|2003 John Blenkinsop||0-4-0ST||Peckett and Sons||Stored awaiting overhaul. Currently at the Ribble Steam Railway for cosmetic restoration.|
Diesel and electric locomotives
|Number / Name||Design||Manufacturer||Notes||Image|
|D577 Mary||0-4-0DM||Hudswell Clarke||Built in 1932.|
|D631 Carroll||0-4-0DM||Hudswell Clarke||Not used very often due to its inability to pull both of the railway's coaches.|
|1697 John Alcock||LMS diesel shunter 7051 0-6-0DM||Hunslet Engine Company||The Middleton Railways Trust's first locomotive.|
|1786 Courage||0-4-0DM||Hunslet Engine Company||Named after the brewery where it worked. Also known as Sweet Pea. Can only operate in conjunction with another loco due to lack of vacuum brakes.|
|5003 Austins No. 1||0-4-0DM||Peckett and Sons||Acquired in 2001|
|138C||0-4-0DH||Thomas Hill Ltd.||A 'conversion' utilising the frames of a Sentinel steam locomotive. Worked at Wakefield Power Station until 1981 when it was moved to the Middleton Railway.|
|DB998901 Olive||Overhead Line Inspection Vehicle||Drewry Car Co.||Built 1950. Used by British Railways' Eastern Region and British Rail Research Division. Acquired 1997.|
|D2999 Alf||British Rail Class D2/11 0-4-0DE||Brush/Beyer Peacock||Also carries the number 91. Currently sidelined because of engine problems and a difficulty sourcing parts, it is intended to repair this loco.|
|4220033||0-4-0DM||John Fowler & Co.||Requires some work before it can enter passenger service.|
|6981||0-4-0DM||Hunslet Engine Company||Currently undergoing cosmetic work and modifications before it can begin passenger use. Acquired 2011.|
|3900002||0-4-0DM||John Fowler & Co.||On static display in the Engine House.|
|420452||Coke Oven locomotive||Greenwood and Batley||Electric locomotive. Built 1979. On permanent static display.|
Following the closure of the Mumbles Railway by South Wales Transport attempts were made to preserve some rolling stock at the Middleton Railway. One car (no. 2) was saved for preservation by members of Leeds University in Yorkshire and stored at the Middleton Railway. However, it was heavily vandalised and eventually destroyed by fire leading to the tram being scrapped.
|Number / Name||Design||Manufacturer||Notes||Image|
|No. 2||Double Deck Tram seating 106 passengers||Brush Electrical Company||Built c. 1929|
|Number / Name||Design||Manufacturer||Notes||Image|
|1867||PMV Standard Brake||Southern Railway||Converted from ex SR PMV Van. Fitted with heating.|
|2084||PMV Standard Trailer||Southern Railway||Converted from ex SR PMV Van. Fitted with heating.|
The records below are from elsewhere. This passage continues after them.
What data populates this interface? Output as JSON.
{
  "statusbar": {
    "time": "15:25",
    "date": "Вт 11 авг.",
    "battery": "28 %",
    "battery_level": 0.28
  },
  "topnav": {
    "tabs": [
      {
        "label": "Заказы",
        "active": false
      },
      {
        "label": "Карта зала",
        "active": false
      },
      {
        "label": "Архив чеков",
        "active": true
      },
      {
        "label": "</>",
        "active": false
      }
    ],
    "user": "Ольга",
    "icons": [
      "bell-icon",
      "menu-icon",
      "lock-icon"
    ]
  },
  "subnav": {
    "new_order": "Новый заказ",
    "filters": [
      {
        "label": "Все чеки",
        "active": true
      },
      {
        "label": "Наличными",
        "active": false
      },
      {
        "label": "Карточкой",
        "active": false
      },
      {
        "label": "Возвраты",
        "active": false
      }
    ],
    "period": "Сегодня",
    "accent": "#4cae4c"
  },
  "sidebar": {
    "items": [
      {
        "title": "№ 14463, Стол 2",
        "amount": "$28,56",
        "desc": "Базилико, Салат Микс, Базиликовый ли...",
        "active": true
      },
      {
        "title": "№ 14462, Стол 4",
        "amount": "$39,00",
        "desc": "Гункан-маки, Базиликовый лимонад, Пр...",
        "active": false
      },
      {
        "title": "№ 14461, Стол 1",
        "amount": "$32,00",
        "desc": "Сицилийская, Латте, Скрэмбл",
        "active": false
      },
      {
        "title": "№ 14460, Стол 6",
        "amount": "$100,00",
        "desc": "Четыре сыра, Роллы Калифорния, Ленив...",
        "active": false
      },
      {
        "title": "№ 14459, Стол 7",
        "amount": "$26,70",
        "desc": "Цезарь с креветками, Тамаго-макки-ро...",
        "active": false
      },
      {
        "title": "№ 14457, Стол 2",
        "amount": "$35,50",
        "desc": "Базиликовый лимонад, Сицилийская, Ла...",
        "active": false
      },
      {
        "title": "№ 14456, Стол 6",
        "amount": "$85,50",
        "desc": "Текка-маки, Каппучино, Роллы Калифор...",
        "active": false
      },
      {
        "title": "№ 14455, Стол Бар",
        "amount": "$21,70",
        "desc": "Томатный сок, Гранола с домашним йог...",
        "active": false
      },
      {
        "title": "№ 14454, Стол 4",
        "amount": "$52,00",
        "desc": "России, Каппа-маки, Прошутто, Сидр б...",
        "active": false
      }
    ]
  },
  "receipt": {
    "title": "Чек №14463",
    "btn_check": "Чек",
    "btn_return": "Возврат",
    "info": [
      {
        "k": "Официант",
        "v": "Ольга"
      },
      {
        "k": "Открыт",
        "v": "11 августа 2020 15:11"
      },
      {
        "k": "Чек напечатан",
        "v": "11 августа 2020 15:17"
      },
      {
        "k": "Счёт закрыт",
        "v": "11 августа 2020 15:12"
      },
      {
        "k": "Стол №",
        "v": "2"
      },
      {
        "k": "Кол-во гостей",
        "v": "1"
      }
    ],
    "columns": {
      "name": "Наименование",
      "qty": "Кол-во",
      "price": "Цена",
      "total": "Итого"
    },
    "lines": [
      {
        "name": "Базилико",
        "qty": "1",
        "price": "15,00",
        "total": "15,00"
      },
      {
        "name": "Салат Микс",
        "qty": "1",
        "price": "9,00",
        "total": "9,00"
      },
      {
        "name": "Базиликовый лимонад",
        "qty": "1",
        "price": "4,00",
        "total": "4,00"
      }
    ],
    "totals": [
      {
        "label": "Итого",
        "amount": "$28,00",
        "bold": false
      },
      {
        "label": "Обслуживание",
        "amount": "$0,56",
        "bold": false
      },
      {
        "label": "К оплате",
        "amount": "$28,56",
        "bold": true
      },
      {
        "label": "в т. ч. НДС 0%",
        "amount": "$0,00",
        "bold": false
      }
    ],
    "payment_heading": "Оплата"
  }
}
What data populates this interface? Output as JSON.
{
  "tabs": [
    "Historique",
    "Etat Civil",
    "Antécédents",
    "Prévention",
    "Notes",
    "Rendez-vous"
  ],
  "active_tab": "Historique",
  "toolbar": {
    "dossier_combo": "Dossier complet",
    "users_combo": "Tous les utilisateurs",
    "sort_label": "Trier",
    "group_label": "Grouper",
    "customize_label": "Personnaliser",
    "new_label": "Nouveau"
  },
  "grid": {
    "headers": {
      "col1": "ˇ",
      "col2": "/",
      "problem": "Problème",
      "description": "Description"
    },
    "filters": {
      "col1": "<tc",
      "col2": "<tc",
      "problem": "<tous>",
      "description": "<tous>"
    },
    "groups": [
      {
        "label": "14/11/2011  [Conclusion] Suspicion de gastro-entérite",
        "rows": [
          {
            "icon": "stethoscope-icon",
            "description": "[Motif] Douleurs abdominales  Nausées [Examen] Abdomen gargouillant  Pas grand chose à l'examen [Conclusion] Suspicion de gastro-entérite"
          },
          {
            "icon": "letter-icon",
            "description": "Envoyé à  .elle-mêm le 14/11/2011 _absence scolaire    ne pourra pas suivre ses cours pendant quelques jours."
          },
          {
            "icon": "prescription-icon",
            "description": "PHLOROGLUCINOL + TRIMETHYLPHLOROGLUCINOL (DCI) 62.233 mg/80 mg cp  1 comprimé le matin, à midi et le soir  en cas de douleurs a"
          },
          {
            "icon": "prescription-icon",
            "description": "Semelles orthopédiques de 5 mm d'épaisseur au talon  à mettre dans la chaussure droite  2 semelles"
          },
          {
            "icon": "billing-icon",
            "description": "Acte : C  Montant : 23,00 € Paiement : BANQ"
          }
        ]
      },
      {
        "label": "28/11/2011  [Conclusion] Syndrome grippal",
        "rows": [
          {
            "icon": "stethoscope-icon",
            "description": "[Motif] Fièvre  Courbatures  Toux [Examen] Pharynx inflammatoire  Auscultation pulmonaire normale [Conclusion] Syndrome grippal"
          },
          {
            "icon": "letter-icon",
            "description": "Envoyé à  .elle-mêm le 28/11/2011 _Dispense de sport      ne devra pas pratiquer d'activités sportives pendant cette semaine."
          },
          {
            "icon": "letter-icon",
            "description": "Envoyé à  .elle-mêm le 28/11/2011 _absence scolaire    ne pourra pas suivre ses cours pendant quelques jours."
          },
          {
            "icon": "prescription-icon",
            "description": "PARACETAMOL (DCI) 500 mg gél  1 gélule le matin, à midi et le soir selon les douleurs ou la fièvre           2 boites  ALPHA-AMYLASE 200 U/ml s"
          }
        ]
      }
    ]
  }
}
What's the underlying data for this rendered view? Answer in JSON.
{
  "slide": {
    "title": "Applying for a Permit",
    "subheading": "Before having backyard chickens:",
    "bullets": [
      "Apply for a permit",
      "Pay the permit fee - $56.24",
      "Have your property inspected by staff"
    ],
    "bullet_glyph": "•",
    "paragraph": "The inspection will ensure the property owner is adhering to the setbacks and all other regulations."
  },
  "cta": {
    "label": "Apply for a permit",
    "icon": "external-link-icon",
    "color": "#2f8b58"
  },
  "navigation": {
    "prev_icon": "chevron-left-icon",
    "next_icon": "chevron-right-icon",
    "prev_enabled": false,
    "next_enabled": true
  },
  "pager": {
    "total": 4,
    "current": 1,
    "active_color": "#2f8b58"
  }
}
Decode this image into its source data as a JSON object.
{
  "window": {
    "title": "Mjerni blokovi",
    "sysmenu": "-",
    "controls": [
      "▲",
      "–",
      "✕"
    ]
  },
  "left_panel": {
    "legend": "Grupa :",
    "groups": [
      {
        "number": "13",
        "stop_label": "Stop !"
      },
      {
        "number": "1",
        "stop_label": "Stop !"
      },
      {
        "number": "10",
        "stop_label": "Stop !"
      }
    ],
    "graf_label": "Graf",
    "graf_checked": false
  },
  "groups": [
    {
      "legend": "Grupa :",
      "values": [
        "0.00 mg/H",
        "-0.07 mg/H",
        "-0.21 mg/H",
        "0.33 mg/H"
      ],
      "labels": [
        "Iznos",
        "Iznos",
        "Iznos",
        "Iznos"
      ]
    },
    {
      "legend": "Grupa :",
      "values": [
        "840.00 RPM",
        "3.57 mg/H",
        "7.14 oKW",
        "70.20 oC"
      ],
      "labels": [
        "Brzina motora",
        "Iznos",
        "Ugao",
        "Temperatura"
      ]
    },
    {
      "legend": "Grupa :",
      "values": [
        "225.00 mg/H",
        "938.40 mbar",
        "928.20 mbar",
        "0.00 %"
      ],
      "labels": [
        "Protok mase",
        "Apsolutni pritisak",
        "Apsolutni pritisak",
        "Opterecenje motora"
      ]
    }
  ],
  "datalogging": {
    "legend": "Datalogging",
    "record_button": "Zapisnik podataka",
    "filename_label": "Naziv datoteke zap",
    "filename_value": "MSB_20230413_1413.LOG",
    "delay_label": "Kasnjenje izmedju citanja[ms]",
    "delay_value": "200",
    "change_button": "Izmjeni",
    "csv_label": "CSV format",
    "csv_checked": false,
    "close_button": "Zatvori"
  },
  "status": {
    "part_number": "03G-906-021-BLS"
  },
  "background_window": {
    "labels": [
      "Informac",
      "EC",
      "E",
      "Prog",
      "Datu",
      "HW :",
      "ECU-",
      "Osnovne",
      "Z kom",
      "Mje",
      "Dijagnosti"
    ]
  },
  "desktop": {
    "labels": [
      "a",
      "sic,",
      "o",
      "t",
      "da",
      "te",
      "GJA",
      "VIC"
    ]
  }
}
|1074||PMV Standard Brake||Southern Railway||Currently under construction. Converted from ex SR PMV Van. Fitted with heating and designed for easier wheelchair access.|